We have a website where individuals or employers can report identity theft. And that logs a record for us that we go in and then flag the account as potentially fraudulent. Whether or not you think you've been a victim of identity theft, there are so many breaches out there, we really caution people to monitor their own personal accounts, your bank accounts, putting credit freezes on your account, those are all good things that people can do to make sure that they don't personally lose out because of identity theft.

I know some people are suggesting steps such as going to the Department of Labor and signing up for an account there without actually applying for any benefits, in the hopes that it could prevent someone else from doing that. Would that actually help?

I have heard of that from a couple of different places, and there certainly is no harm in creating an account in our system. I don't know whether or not that would be sufficient enough to prevent imposter fraud from happening. We have had incidents of someone's PII being used multiple times to file a claim. But no, there's no harm in doing that.

I was just going to ask about that. So if it happens once, it can happen again?

It is possible to have it happen multiple times. Even now we're seeing, as I said earlier, we're canceling claims that we believe are fraudulent, and we see them coming right back in again with that same PII.

What does it mean for the real person whose info is being used? Is it going to be harder for them going forward because now they have this fraudulent activity attached to them?

Well, we do have a flag on that person's account. And if, say, a year or two from now they need to file for unemployment, they are still able to do that through self-service. But we would need to follow up with them to make sure that we're actually talking with the real individual who is filing that claim.

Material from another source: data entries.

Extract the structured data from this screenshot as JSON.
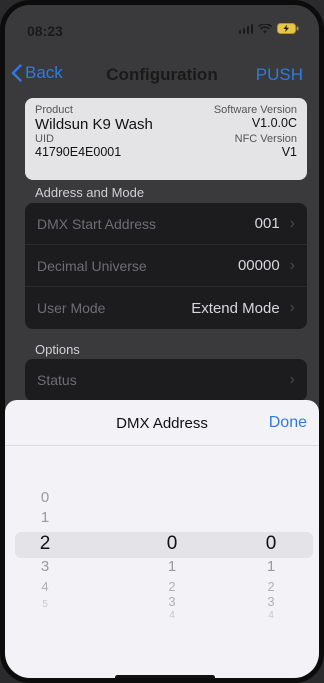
{
  "status_bar": {
    "time": "08:23"
  },
  "nav": {
    "back_label": "Back",
    "title": "Configuration",
    "action_label": "PUSH"
  },
  "product": {
    "product_label": "Product",
    "product_value": "Wildsun K9 Wash",
    "software_label": "Software Version",
    "software_value": "V1.0.0C",
    "uid_label": "UID",
    "uid_value": "41790E4E0001",
    "nfc_label": "NFC Version",
    "nfc_value": "V1"
  },
  "address_section": {
    "title": "Address and Mode",
    "rows": [
      {
        "label": "DMX Start Address",
        "value": "001"
      },
      {
        "label": "Decimal Universe",
        "value": "00000"
      },
      {
        "label": "User Mode",
        "value": "Extend Mode"
      }
    ]
  },
  "options_section": {
    "title": "Options",
    "rows": [
      {
        "label": "Status",
        "value": ""
      }
    ]
  },
  "picker": {
    "title": "DMX Address",
    "done_label": "Done",
    "columns": [
      {
        "items": [
          "0",
          "1",
          "2",
          "3",
          "4",
          "5"
        ],
        "selected_index": 2
      },
      {
        "items": [
          "0",
          "1",
          "2",
          "3",
          "4"
        ],
        "selected_index": 0
      },
      {
        "items": [
          "0",
          "1",
          "2",
          "3",
          "4"
        ],
        "selected_index": 0
      }
    ]
  }
}
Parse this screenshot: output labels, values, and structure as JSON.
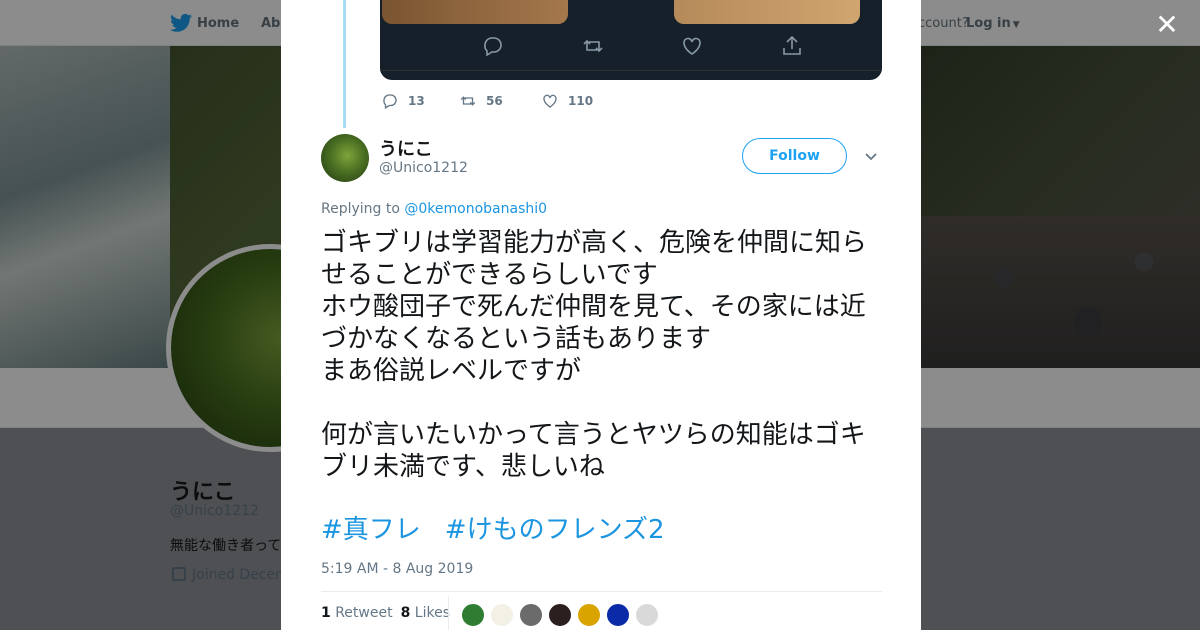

All of these fraudulent claims are a reminder for everyone out there, whether or not you've been a victim of this particular unemployment, imposter fraud, to monitor your accounts — your bank accounts, your credit card accounts, your credit accounts, just make sure that you're keeping track of that stuff because our information is out there.